Action item — Determine how many lines in this listing contain the word "JSON" and report that number by itself.

- - - - - - -

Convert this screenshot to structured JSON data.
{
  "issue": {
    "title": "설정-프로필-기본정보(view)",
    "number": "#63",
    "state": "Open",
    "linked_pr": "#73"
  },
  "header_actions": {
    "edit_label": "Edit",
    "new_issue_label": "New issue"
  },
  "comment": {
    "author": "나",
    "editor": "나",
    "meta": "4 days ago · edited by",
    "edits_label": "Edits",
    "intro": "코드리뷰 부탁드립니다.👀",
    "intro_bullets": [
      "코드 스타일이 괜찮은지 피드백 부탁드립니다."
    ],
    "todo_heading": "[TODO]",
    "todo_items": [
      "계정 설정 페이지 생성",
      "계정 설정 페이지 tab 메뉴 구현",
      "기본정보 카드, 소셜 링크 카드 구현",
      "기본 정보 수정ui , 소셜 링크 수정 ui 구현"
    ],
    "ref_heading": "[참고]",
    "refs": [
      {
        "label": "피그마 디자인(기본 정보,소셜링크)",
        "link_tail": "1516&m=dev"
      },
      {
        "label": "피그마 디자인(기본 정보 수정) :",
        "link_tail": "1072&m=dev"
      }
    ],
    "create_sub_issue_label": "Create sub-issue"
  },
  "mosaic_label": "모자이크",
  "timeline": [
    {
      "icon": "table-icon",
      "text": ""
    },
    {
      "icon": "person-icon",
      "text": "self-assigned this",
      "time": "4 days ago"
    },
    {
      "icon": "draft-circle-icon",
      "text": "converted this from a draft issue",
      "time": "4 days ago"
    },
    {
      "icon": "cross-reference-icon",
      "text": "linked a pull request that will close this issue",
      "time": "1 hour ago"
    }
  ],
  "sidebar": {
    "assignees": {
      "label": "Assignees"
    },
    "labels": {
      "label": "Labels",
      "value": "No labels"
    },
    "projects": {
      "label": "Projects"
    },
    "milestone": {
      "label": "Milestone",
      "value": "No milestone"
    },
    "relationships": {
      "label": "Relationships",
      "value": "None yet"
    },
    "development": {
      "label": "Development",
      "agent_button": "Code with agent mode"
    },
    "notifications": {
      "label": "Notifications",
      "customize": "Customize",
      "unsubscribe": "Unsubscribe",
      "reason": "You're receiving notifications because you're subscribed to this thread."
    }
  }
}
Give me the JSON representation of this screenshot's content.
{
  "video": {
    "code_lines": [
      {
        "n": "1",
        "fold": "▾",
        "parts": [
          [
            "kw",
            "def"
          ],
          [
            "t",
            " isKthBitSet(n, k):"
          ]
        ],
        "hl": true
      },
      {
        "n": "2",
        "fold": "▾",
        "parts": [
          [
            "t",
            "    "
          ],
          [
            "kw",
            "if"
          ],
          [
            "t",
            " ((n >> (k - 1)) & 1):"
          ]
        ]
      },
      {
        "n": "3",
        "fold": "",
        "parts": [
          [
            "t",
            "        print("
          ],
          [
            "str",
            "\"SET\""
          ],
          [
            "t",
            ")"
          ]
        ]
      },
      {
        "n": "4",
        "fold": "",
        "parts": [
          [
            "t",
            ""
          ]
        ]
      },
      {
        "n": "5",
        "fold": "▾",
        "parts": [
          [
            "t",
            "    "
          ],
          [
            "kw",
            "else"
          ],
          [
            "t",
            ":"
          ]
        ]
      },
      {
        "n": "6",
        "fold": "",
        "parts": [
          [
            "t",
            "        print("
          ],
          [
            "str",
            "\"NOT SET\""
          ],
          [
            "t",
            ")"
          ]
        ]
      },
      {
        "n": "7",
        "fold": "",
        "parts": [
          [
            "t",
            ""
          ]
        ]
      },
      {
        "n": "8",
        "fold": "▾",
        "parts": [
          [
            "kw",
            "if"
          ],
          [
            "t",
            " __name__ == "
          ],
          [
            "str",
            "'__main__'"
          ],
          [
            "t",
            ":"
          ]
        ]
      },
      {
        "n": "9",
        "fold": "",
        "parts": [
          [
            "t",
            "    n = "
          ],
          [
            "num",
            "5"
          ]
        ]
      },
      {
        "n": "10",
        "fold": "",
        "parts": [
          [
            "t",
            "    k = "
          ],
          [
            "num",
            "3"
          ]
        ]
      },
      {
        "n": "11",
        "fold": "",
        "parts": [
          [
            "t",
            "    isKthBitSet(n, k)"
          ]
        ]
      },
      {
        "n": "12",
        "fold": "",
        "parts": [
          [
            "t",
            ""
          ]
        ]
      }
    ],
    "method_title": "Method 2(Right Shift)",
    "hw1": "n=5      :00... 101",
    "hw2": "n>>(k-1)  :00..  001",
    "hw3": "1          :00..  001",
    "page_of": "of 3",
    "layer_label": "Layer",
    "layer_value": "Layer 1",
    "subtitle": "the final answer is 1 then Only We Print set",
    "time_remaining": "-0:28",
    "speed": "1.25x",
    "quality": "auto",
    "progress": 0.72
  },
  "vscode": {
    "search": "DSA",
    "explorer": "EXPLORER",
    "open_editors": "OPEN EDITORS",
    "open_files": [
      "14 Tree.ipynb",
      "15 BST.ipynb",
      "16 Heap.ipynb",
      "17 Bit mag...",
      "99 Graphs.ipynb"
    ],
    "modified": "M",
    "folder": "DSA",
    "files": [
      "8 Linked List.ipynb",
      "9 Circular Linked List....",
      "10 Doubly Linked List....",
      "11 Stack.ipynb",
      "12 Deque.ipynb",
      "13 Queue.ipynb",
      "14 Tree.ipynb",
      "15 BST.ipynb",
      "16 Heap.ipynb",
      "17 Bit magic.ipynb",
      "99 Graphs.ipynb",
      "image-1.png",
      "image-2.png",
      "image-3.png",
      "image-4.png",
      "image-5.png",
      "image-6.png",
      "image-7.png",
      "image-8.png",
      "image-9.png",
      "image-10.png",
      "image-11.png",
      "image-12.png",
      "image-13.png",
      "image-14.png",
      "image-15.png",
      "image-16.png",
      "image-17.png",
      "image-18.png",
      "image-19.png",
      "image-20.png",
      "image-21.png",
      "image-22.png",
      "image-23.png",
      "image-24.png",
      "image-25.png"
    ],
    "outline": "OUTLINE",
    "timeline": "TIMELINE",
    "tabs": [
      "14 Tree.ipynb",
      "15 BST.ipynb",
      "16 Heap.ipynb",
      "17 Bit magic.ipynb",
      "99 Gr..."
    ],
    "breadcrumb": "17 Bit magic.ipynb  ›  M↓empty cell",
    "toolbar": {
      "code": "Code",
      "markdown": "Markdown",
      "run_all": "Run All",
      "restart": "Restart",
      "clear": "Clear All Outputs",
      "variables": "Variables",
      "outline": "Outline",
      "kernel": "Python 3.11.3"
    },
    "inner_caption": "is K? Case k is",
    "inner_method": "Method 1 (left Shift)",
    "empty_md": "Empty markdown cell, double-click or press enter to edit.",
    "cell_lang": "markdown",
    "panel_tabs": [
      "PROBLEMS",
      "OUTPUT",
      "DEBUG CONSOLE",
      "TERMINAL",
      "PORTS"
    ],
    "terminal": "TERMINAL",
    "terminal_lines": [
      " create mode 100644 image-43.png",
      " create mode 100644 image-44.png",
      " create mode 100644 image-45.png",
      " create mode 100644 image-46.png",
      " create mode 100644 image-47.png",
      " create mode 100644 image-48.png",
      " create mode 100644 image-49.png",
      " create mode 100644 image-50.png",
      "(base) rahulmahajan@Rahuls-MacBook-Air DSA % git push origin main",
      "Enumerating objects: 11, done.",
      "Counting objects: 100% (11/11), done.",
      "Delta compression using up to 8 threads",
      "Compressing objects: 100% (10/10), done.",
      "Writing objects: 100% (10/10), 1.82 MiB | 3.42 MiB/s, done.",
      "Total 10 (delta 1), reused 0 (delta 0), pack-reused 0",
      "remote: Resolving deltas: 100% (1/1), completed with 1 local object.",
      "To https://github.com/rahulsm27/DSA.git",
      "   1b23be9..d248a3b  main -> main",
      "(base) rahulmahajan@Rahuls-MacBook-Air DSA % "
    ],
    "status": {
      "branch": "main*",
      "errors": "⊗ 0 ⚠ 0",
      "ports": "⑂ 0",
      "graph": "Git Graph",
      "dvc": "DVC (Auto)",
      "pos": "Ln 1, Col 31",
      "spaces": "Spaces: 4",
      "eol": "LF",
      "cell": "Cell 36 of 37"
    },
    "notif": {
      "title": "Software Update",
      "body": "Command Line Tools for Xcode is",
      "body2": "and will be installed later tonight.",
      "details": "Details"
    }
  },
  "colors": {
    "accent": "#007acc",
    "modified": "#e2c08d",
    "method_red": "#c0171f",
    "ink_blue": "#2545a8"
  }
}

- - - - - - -

Exercise response — 2